## TASK TO CARRY OUT
Take every line from the entries below that includes the word "Google" and copy it.

[Interface dataset entries]
"""

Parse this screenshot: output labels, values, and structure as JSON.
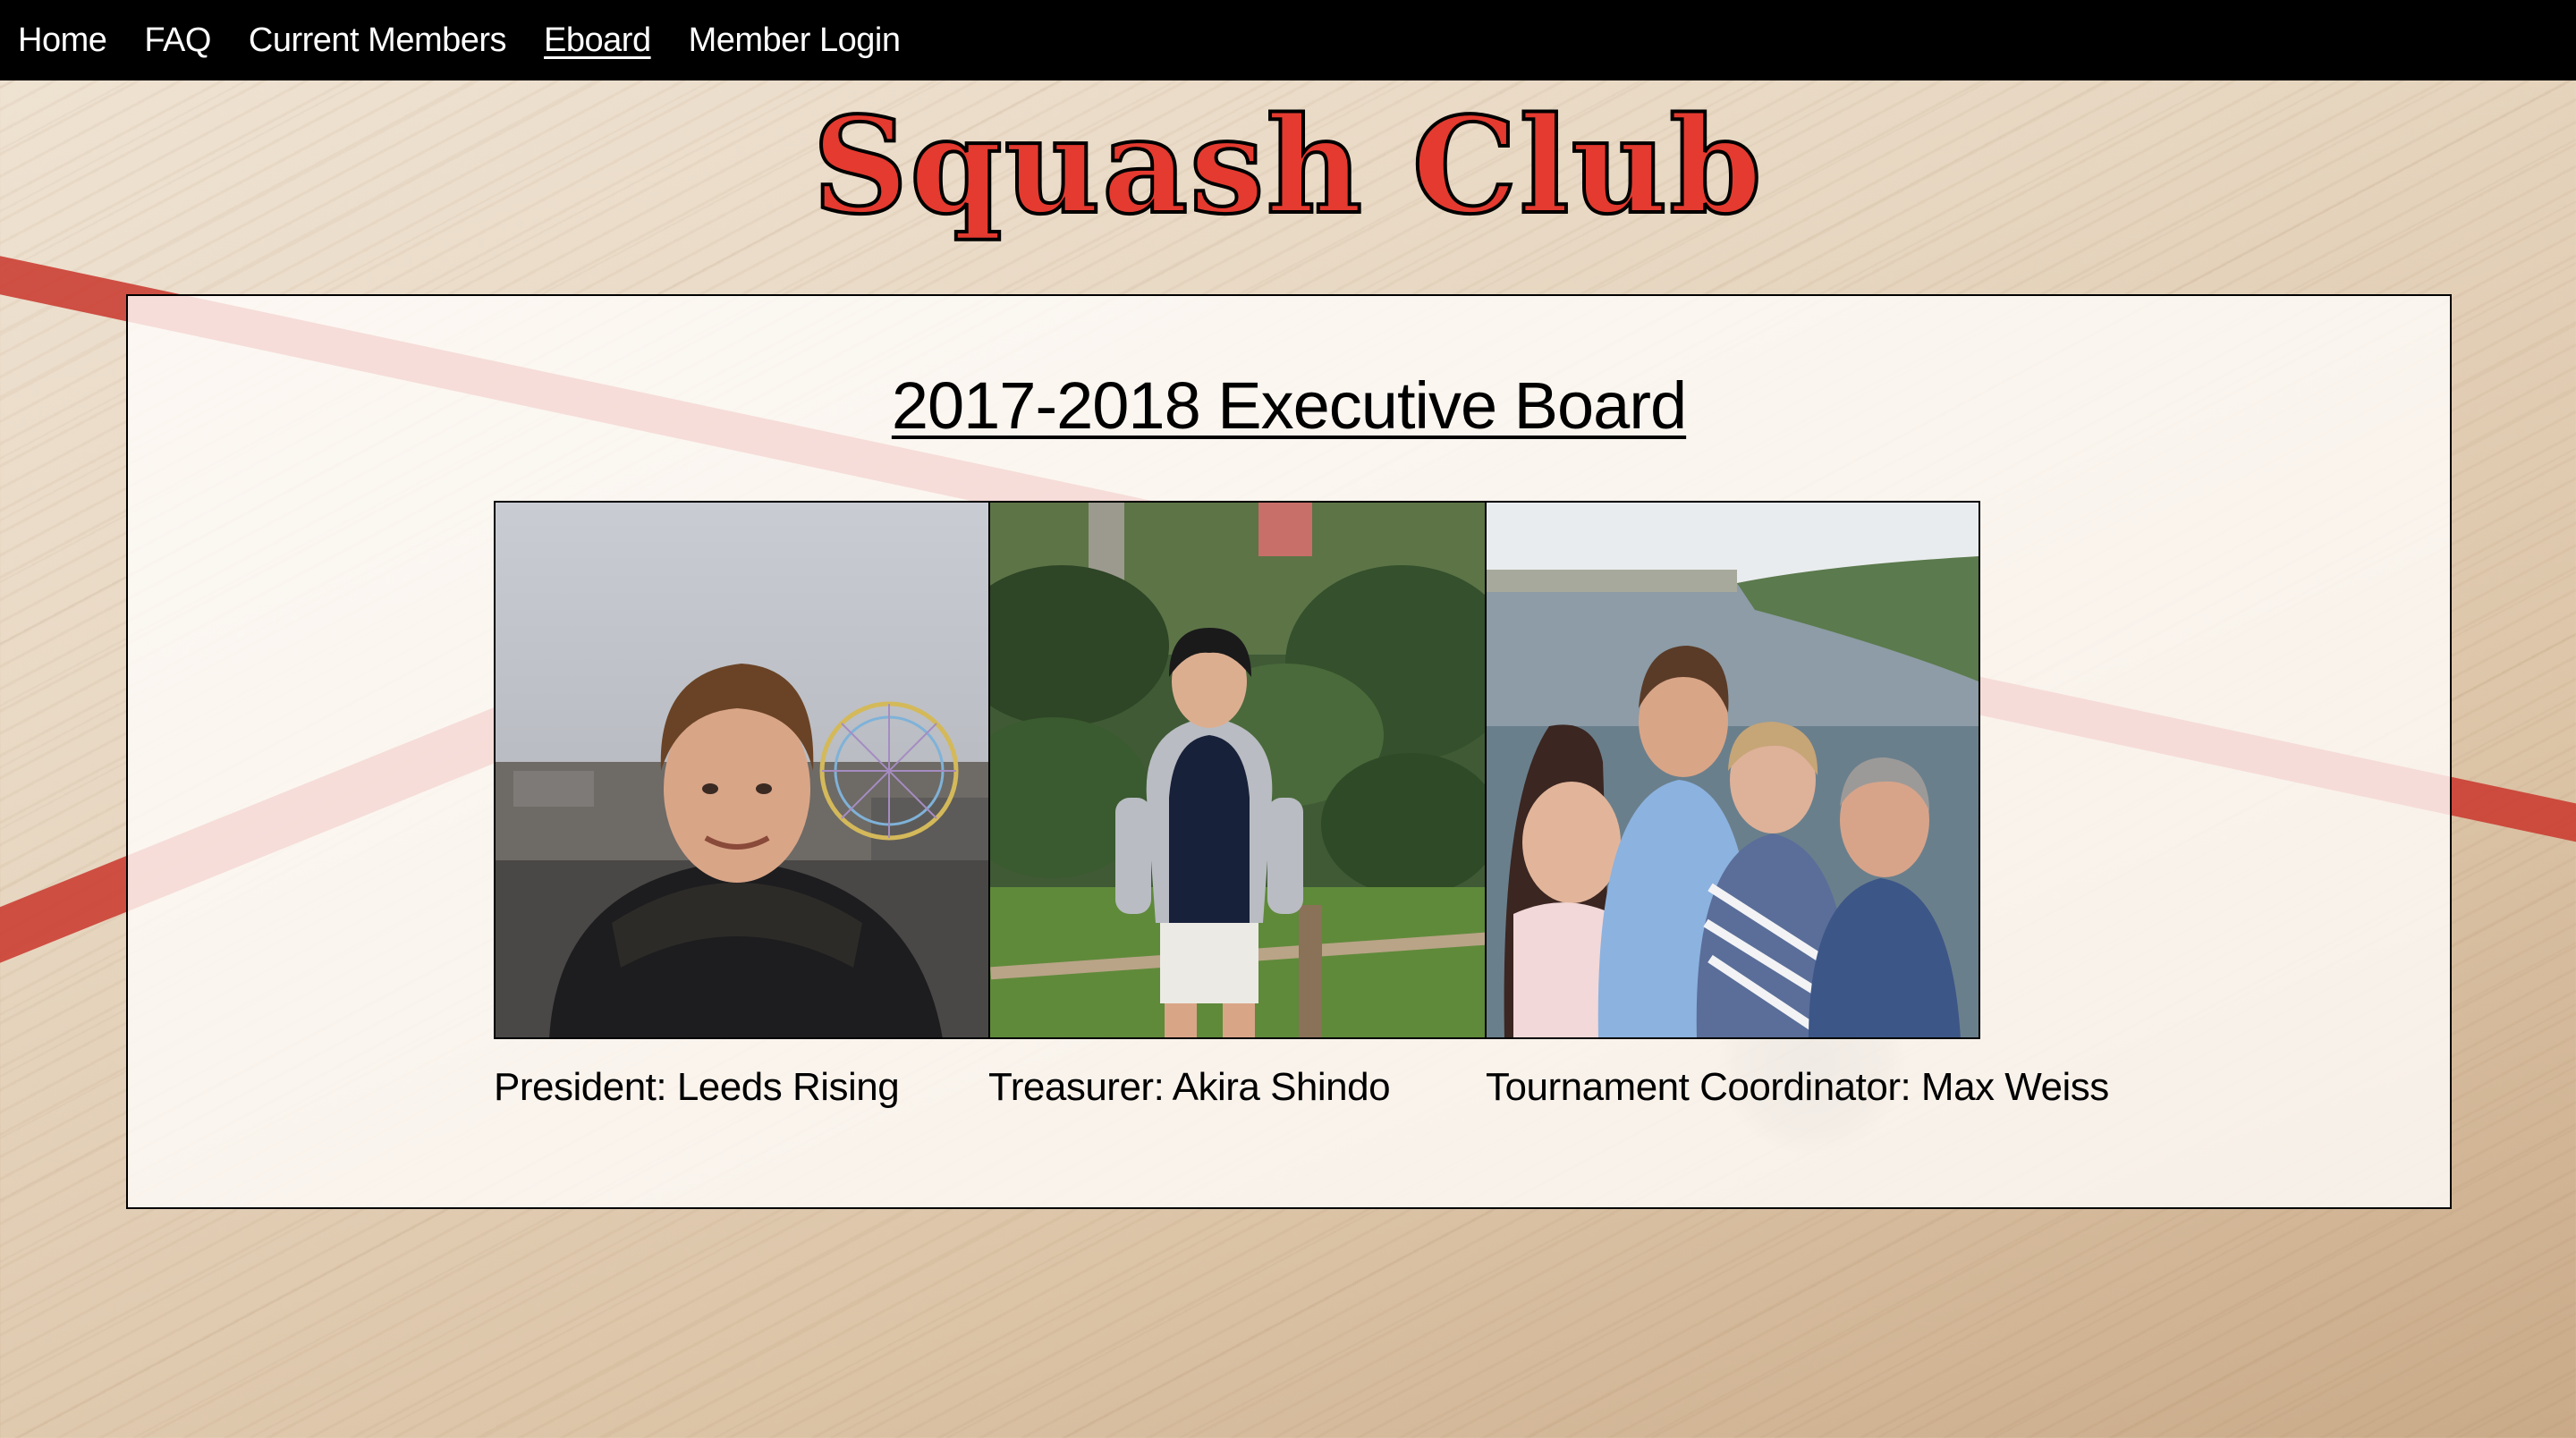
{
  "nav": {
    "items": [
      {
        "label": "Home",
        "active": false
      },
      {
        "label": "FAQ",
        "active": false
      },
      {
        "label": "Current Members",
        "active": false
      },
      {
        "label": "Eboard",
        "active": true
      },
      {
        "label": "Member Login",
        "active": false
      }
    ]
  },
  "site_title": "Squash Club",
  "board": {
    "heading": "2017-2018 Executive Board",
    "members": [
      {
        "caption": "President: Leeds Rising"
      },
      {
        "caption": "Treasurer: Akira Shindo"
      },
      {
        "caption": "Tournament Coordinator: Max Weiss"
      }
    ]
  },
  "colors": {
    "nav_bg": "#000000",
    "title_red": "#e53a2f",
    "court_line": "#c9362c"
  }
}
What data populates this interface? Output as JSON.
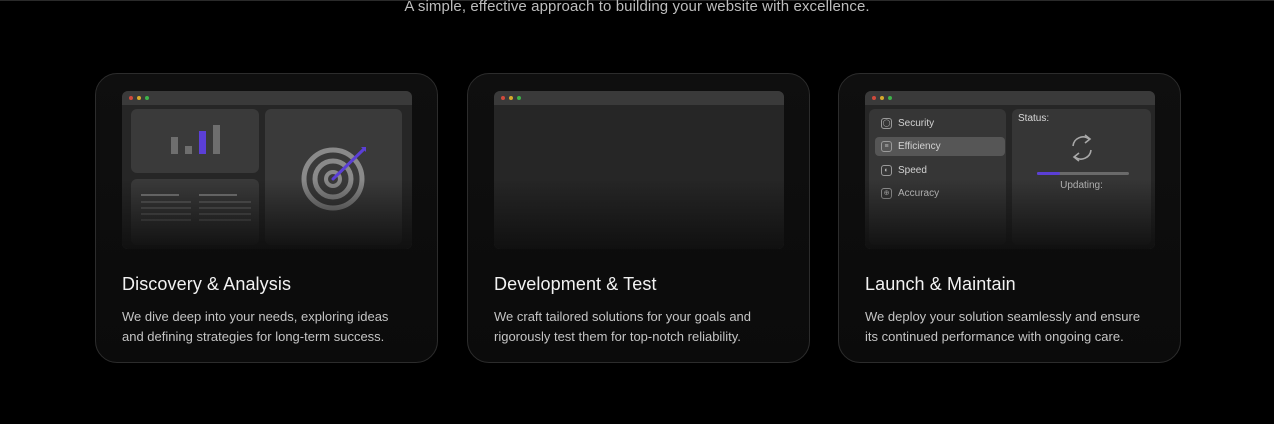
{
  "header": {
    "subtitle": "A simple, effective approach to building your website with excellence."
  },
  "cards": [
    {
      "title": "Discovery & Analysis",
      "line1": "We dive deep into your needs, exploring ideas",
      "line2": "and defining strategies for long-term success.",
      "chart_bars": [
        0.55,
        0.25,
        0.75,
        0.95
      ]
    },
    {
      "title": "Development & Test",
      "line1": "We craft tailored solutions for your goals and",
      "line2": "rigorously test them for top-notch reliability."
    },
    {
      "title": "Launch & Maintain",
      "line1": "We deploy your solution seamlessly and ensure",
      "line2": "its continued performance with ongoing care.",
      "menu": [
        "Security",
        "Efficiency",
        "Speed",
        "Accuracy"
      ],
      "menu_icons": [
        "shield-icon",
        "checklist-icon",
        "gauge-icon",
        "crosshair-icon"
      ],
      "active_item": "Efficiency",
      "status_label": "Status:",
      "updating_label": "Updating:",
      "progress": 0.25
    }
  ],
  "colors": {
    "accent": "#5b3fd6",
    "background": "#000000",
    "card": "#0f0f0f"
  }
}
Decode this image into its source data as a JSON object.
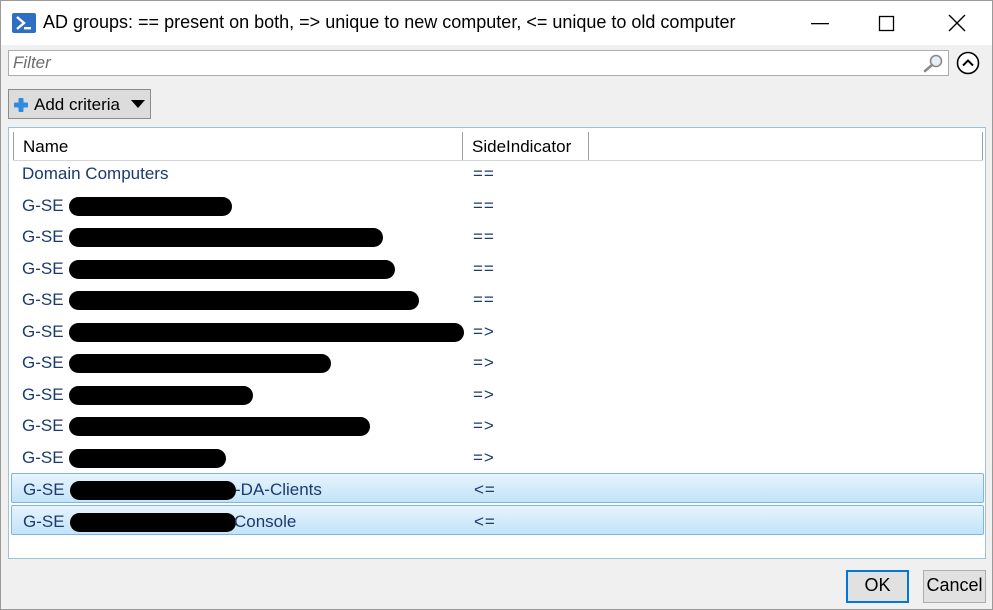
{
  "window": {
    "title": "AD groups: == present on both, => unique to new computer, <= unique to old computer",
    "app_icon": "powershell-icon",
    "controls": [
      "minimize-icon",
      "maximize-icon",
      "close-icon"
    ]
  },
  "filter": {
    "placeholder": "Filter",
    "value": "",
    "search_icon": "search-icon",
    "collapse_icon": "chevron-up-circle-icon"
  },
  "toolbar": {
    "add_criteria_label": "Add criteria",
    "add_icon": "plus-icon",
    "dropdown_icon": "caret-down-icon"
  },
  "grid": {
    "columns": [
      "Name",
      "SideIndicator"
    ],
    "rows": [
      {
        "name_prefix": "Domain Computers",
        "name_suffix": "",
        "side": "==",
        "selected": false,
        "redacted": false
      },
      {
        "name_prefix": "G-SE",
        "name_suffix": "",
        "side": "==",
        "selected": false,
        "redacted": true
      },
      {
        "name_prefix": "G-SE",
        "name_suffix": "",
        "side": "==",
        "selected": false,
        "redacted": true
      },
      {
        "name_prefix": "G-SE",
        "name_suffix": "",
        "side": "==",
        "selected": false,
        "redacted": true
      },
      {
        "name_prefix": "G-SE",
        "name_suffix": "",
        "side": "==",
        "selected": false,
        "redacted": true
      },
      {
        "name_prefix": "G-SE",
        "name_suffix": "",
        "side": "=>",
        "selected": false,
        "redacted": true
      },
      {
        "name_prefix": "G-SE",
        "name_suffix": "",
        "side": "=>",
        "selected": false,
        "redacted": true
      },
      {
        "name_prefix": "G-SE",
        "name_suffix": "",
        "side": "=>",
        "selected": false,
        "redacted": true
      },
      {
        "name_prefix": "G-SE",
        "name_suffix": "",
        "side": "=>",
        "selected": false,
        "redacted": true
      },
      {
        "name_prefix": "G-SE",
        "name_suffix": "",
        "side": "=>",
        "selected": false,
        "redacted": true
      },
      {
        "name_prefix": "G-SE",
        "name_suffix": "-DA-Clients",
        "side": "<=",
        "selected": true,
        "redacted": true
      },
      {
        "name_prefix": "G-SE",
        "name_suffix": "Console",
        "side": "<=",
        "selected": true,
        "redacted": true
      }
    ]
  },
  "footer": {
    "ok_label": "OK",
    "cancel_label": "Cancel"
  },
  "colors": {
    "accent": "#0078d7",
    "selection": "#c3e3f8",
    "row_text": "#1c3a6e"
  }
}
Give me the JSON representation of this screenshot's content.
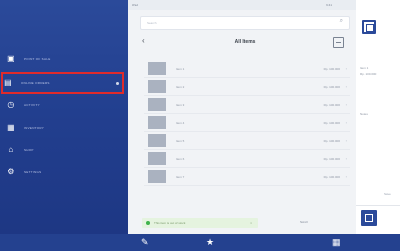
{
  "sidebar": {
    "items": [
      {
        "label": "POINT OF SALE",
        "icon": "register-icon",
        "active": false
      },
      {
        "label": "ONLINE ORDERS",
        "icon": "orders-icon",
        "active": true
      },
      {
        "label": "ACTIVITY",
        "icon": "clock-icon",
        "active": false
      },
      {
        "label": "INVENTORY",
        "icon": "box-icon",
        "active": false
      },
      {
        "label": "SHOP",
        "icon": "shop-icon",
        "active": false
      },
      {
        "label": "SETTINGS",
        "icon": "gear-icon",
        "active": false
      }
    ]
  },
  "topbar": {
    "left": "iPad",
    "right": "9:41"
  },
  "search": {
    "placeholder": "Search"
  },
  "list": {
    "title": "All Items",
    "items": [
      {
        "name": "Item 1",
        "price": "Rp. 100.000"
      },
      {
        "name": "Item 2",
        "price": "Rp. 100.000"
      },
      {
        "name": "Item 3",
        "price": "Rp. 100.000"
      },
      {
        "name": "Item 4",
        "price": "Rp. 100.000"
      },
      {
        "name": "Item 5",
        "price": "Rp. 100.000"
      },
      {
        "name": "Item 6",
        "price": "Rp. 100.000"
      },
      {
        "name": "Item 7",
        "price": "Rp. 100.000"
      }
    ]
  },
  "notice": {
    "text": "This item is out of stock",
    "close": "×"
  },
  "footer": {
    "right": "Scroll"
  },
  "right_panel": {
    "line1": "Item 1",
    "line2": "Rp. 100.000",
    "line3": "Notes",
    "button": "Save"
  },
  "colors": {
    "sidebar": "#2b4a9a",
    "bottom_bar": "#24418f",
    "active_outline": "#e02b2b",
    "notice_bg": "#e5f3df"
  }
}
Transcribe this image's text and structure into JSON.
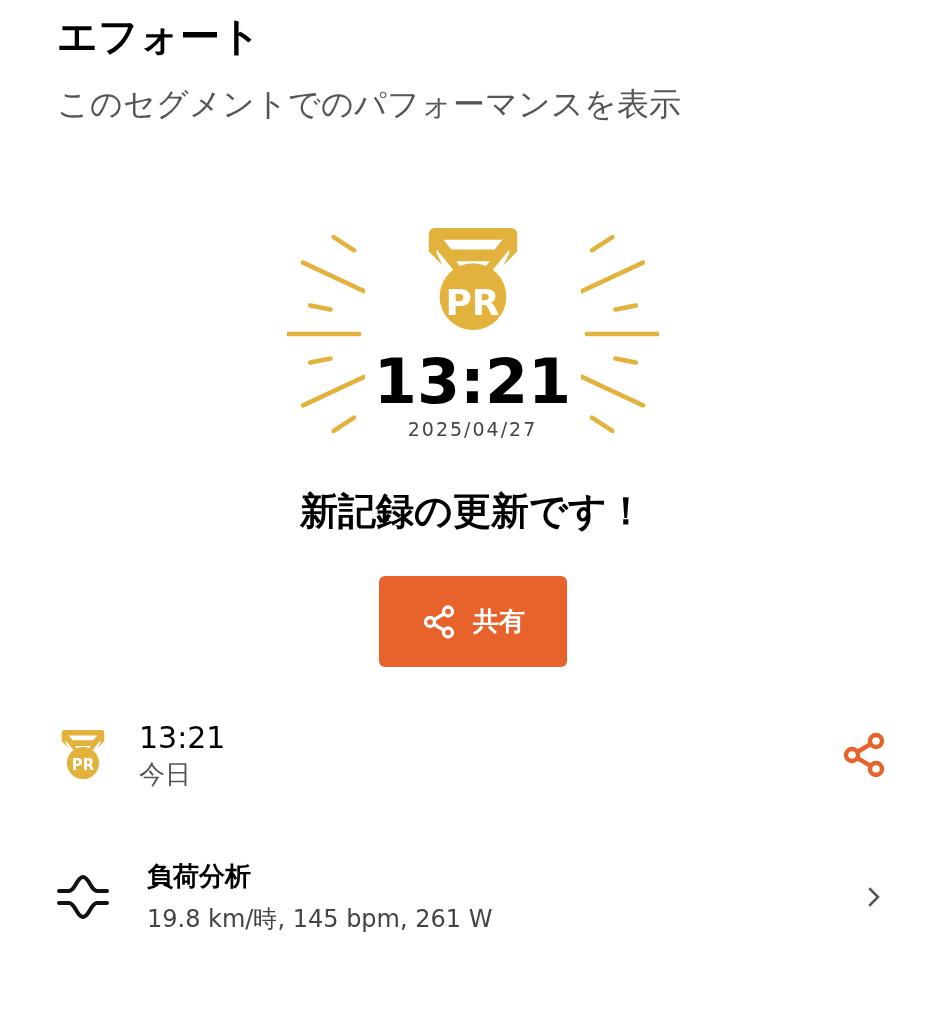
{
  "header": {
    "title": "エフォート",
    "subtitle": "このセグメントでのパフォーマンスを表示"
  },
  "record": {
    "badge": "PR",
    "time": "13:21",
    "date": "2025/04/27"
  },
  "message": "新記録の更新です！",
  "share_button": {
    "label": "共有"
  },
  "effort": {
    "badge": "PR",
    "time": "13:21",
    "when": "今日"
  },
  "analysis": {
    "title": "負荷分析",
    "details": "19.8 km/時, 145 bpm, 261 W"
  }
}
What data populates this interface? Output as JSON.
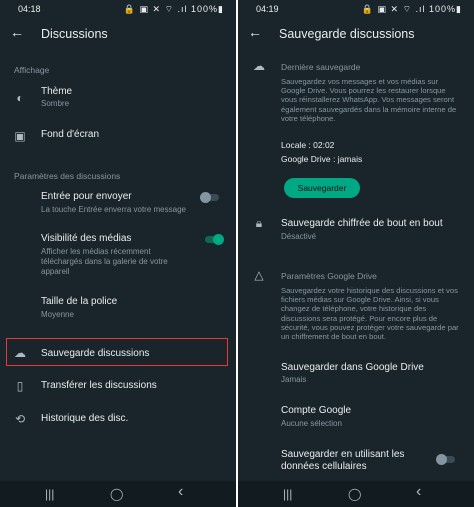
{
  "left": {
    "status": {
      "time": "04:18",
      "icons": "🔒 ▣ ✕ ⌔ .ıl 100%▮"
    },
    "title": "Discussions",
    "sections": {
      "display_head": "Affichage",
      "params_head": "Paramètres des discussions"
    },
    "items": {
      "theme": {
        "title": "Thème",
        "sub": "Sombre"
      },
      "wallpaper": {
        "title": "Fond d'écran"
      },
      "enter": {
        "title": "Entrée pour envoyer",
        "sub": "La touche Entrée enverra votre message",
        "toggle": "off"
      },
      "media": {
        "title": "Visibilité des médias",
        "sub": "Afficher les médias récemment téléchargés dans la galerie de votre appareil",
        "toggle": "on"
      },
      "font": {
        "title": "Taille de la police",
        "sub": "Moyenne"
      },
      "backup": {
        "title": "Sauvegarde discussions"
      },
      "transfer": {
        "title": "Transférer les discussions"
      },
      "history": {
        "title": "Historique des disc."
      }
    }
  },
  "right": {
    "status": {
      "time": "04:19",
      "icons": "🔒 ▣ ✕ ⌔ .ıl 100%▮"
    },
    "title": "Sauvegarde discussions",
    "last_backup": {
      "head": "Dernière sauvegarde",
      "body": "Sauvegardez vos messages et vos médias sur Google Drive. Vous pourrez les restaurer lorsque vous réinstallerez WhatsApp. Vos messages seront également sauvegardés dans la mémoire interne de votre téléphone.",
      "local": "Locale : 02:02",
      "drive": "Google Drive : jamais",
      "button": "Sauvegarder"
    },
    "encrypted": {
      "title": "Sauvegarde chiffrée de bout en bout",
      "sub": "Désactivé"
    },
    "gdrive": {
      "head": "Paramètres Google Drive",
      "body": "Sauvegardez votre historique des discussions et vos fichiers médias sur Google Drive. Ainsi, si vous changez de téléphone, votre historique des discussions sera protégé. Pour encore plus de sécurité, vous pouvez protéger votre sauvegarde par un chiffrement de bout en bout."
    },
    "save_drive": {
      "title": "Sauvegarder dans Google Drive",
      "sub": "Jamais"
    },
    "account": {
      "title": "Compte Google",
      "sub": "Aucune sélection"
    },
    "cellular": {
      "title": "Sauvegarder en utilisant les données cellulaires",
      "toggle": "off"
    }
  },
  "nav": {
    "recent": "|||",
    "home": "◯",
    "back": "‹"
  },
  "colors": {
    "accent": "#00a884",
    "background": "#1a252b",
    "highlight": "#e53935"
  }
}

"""

## OUTPUT FOR THIS TASK
      "body": "Sauvegardez vos messages et vos médias sur Google Drive. Vous pourrez les restaurer lorsque vous réinstallerez WhatsApp. Vos messages seront également sauvegardés dans la mémoire interne de votre téléphone.",
      "drive": "Google Drive : jamais",
      "head": "Paramètres Google Drive",
      "body": "Sauvegardez votre historique des discussions et vos fichiers médias sur Google Drive. Ainsi, si vous changez de téléphone, votre historique des discussions sera protégé. Pour encore plus de sécurité, vous pouvez protéger votre sauvegarde par un chiffrement de bout en bout."
      "title": "Sauvegarder dans Google Drive",
      "title": "Compte Google",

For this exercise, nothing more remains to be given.